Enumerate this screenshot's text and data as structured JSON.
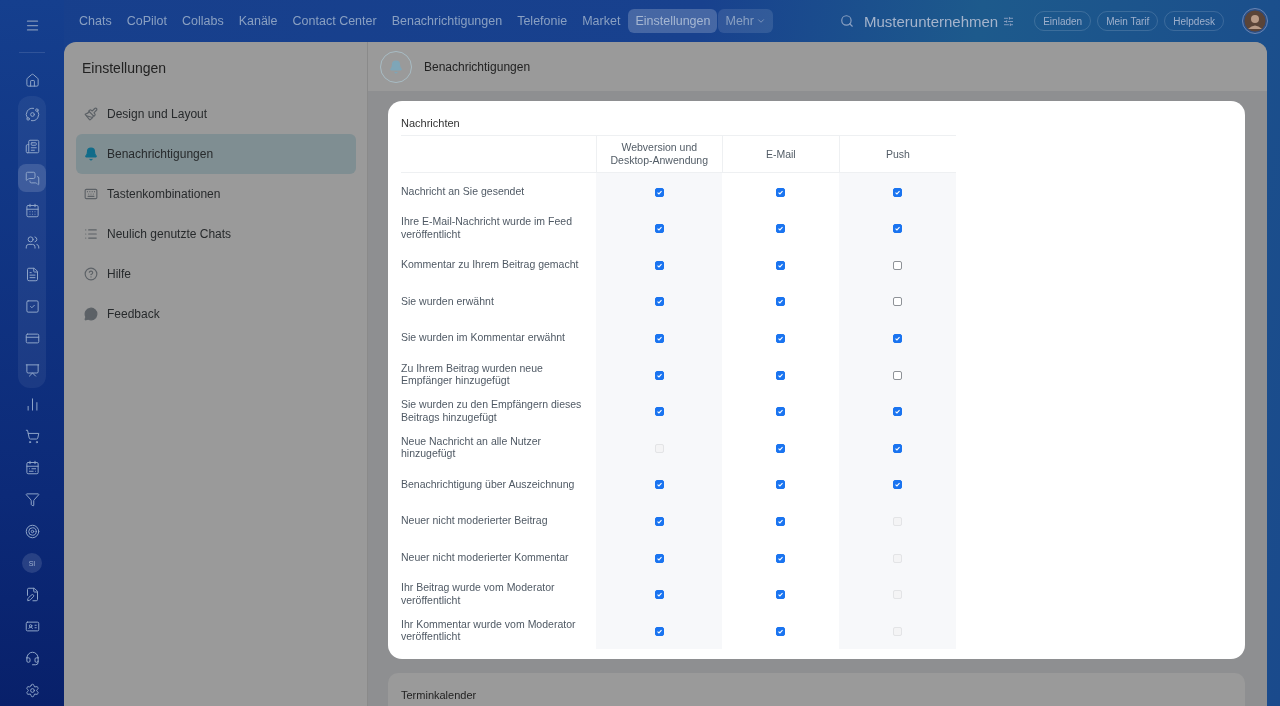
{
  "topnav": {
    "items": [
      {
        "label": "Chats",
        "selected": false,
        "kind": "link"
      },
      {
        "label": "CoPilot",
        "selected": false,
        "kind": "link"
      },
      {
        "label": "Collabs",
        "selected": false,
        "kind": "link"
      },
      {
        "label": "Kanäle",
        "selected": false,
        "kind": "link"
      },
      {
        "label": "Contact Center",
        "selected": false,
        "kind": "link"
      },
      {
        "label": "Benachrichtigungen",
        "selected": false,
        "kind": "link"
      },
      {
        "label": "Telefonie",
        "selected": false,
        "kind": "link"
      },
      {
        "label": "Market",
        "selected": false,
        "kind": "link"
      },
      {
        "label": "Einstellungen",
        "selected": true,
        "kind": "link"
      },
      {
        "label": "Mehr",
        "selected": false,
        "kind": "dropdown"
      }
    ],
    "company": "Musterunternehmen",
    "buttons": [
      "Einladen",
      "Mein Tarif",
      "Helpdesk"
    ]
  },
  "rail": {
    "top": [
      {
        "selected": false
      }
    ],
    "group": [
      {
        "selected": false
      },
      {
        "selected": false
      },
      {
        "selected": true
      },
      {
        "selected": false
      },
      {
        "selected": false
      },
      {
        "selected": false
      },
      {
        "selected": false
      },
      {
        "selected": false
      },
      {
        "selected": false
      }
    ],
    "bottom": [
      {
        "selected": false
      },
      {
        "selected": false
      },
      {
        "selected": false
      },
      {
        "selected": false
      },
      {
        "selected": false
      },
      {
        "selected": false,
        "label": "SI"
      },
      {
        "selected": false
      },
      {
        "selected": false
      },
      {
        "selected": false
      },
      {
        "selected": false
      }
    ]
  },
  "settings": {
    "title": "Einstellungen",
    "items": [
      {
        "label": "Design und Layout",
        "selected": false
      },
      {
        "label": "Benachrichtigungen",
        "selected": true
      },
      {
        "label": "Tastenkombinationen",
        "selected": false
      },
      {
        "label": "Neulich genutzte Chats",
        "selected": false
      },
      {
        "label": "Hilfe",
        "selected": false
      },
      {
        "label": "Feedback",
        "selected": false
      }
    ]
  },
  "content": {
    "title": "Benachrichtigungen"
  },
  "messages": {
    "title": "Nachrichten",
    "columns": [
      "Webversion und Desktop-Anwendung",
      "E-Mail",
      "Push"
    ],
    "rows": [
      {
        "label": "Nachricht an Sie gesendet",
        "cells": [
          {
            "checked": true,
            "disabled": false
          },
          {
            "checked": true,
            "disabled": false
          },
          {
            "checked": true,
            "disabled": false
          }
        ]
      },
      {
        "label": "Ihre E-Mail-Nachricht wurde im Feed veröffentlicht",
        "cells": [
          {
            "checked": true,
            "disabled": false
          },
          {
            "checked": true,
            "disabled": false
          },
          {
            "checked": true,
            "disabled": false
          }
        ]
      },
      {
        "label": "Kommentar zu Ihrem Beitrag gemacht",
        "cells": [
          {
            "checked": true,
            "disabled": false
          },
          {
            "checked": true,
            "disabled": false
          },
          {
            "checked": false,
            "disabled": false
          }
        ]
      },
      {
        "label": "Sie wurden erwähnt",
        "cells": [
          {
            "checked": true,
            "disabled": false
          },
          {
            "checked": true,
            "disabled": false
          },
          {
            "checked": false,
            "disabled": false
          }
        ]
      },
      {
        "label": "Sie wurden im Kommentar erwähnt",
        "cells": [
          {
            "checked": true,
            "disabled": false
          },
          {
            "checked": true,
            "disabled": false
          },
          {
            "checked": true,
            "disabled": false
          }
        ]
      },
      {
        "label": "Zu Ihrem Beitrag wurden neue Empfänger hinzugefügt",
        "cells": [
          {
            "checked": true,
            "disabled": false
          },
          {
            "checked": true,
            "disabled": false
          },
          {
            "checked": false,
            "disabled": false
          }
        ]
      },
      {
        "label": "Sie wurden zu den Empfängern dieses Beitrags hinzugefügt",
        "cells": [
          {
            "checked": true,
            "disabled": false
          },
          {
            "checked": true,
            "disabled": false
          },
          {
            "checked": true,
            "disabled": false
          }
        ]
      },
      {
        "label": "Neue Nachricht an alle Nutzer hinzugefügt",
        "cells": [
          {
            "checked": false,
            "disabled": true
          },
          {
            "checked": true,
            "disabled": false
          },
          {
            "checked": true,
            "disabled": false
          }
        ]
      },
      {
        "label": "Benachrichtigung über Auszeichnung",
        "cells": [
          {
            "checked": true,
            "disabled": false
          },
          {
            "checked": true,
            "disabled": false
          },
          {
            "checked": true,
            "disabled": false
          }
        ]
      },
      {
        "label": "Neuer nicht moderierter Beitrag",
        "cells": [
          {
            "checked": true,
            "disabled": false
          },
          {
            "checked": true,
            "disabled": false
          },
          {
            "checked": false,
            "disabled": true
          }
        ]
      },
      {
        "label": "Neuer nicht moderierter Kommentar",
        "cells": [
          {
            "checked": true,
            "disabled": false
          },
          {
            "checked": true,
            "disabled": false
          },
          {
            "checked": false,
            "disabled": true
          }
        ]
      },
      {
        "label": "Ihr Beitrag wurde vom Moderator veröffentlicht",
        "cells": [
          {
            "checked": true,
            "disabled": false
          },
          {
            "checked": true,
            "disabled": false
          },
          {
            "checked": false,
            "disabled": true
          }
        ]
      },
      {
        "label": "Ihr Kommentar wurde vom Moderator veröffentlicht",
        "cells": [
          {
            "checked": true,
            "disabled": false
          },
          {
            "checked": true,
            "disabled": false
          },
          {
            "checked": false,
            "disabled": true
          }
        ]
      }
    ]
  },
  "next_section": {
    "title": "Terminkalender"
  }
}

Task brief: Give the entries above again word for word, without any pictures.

Answer to the problem:
Enumerate this screenshot's text and data as structured JSON.
{
  "topnav": {
    "items": [
      {
        "label": "Chats",
        "selected": false,
        "kind": "link"
      },
      {
        "label": "CoPilot",
        "selected": false,
        "kind": "link"
      },
      {
        "label": "Collabs",
        "selected": false,
        "kind": "link"
      },
      {
        "label": "Kanäle",
        "selected": false,
        "kind": "link"
      },
      {
        "label": "Contact Center",
        "selected": false,
        "kind": "link"
      },
      {
        "label": "Benachrichtigungen",
        "selected": false,
        "kind": "link"
      },
      {
        "label": "Telefonie",
        "selected": false,
        "kind": "link"
      },
      {
        "label": "Market",
        "selected": false,
        "kind": "link"
      },
      {
        "label": "Einstellungen",
        "selected": true,
        "kind": "link"
      },
      {
        "label": "Mehr",
        "selected": false,
        "kind": "dropdown"
      }
    ],
    "company": "Musterunternehmen",
    "buttons": [
      "Einladen",
      "Mein Tarif",
      "Helpdesk"
    ]
  },
  "rail": {
    "top": [
      {
        "selected": false
      }
    ],
    "group": [
      {
        "selected": false
      },
      {
        "selected": false
      },
      {
        "selected": true
      },
      {
        "selected": false
      },
      {
        "selected": false
      },
      {
        "selected": false
      },
      {
        "selected": false
      },
      {
        "selected": false
      },
      {
        "selected": false
      }
    ],
    "bottom": [
      {
        "selected": false
      },
      {
        "selected": false
      },
      {
        "selected": false
      },
      {
        "selected": false
      },
      {
        "selected": false
      },
      {
        "selected": false,
        "label": "SI"
      },
      {
        "selected": false
      },
      {
        "selected": false
      },
      {
        "selected": false
      },
      {
        "selected": false
      }
    ]
  },
  "settings": {
    "title": "Einstellungen",
    "items": [
      {
        "label": "Design und Layout",
        "selected": false
      },
      {
        "label": "Benachrichtigungen",
        "selected": true
      },
      {
        "label": "Tastenkombinationen",
        "selected": false
      },
      {
        "label": "Neulich genutzte Chats",
        "selected": false
      },
      {
        "label": "Hilfe",
        "selected": false
      },
      {
        "label": "Feedback",
        "selected": false
      }
    ]
  },
  "content": {
    "title": "Benachrichtigungen"
  },
  "messages": {
    "title": "Nachrichten",
    "columns": [
      "Webversion und Desktop-Anwendung",
      "E-Mail",
      "Push"
    ],
    "rows": [
      {
        "label": "Nachricht an Sie gesendet",
        "cells": [
          {
            "checked": true,
            "disabled": false
          },
          {
            "checked": true,
            "disabled": false
          },
          {
            "checked": true,
            "disabled": false
          }
        ]
      },
      {
        "label": "Ihre E-Mail-Nachricht wurde im Feed veröffentlicht",
        "cells": [
          {
            "checked": true,
            "disabled": false
          },
          {
            "checked": true,
            "disabled": false
          },
          {
            "checked": true,
            "disabled": false
          }
        ]
      },
      {
        "label": "Kommentar zu Ihrem Beitrag gemacht",
        "cells": [
          {
            "checked": true,
            "disabled": false
          },
          {
            "checked": true,
            "disabled": false
          },
          {
            "checked": false,
            "disabled": false
          }
        ]
      },
      {
        "label": "Sie wurden erwähnt",
        "cells": [
          {
            "checked": true,
            "disabled": false
          },
          {
            "checked": true,
            "disabled": false
          },
          {
            "checked": false,
            "disabled": false
          }
        ]
      },
      {
        "label": "Sie wurden im Kommentar erwähnt",
        "cells": [
          {
            "checked": true,
            "disabled": false
          },
          {
            "checked": true,
            "disabled": false
          },
          {
            "checked": true,
            "disabled": false
          }
        ]
      },
      {
        "label": "Zu Ihrem Beitrag wurden neue Empfänger hinzugefügt",
        "cells": [
          {
            "checked": true,
            "disabled": false
          },
          {
            "checked": true,
            "disabled": false
          },
          {
            "checked": false,
            "disabled": false
          }
        ]
      },
      {
        "label": "Sie wurden zu den Empfängern dieses Beitrags hinzugefügt",
        "cells": [
          {
            "checked": true,
            "disabled": false
          },
          {
            "checked": true,
            "disabled": false
          },
          {
            "checked": true,
            "disabled": false
          }
        ]
      },
      {
        "label": "Neue Nachricht an alle Nutzer hinzugefügt",
        "cells": [
          {
            "checked": false,
            "disabled": true
          },
          {
            "checked": true,
            "disabled": false
          },
          {
            "checked": true,
            "disabled": false
          }
        ]
      },
      {
        "label": "Benachrichtigung über Auszeichnung",
        "cells": [
          {
            "checked": true,
            "disabled": false
          },
          {
            "checked": true,
            "disabled": false
          },
          {
            "checked": true,
            "disabled": false
          }
        ]
      },
      {
        "label": "Neuer nicht moderierter Beitrag",
        "cells": [
          {
            "checked": true,
            "disabled": false
          },
          {
            "checked": true,
            "disabled": false
          },
          {
            "checked": false,
            "disabled": true
          }
        ]
      },
      {
        "label": "Neuer nicht moderierter Kommentar",
        "cells": [
          {
            "checked": true,
            "disabled": false
          },
          {
            "checked": true,
            "disabled": false
          },
          {
            "checked": false,
            "disabled": true
          }
        ]
      },
      {
        "label": "Ihr Beitrag wurde vom Moderator veröffentlicht",
        "cells": [
          {
            "checked": true,
            "disabled": false
          },
          {
            "checked": true,
            "disabled": false
          },
          {
            "checked": false,
            "disabled": true
          }
        ]
      },
      {
        "label": "Ihr Kommentar wurde vom Moderator veröffentlicht",
        "cells": [
          {
            "checked": true,
            "disabled": false
          },
          {
            "checked": true,
            "disabled": false
          },
          {
            "checked": false,
            "disabled": true
          }
        ]
      }
    ]
  },
  "next_section": {
    "title": "Terminkalender"
  }
}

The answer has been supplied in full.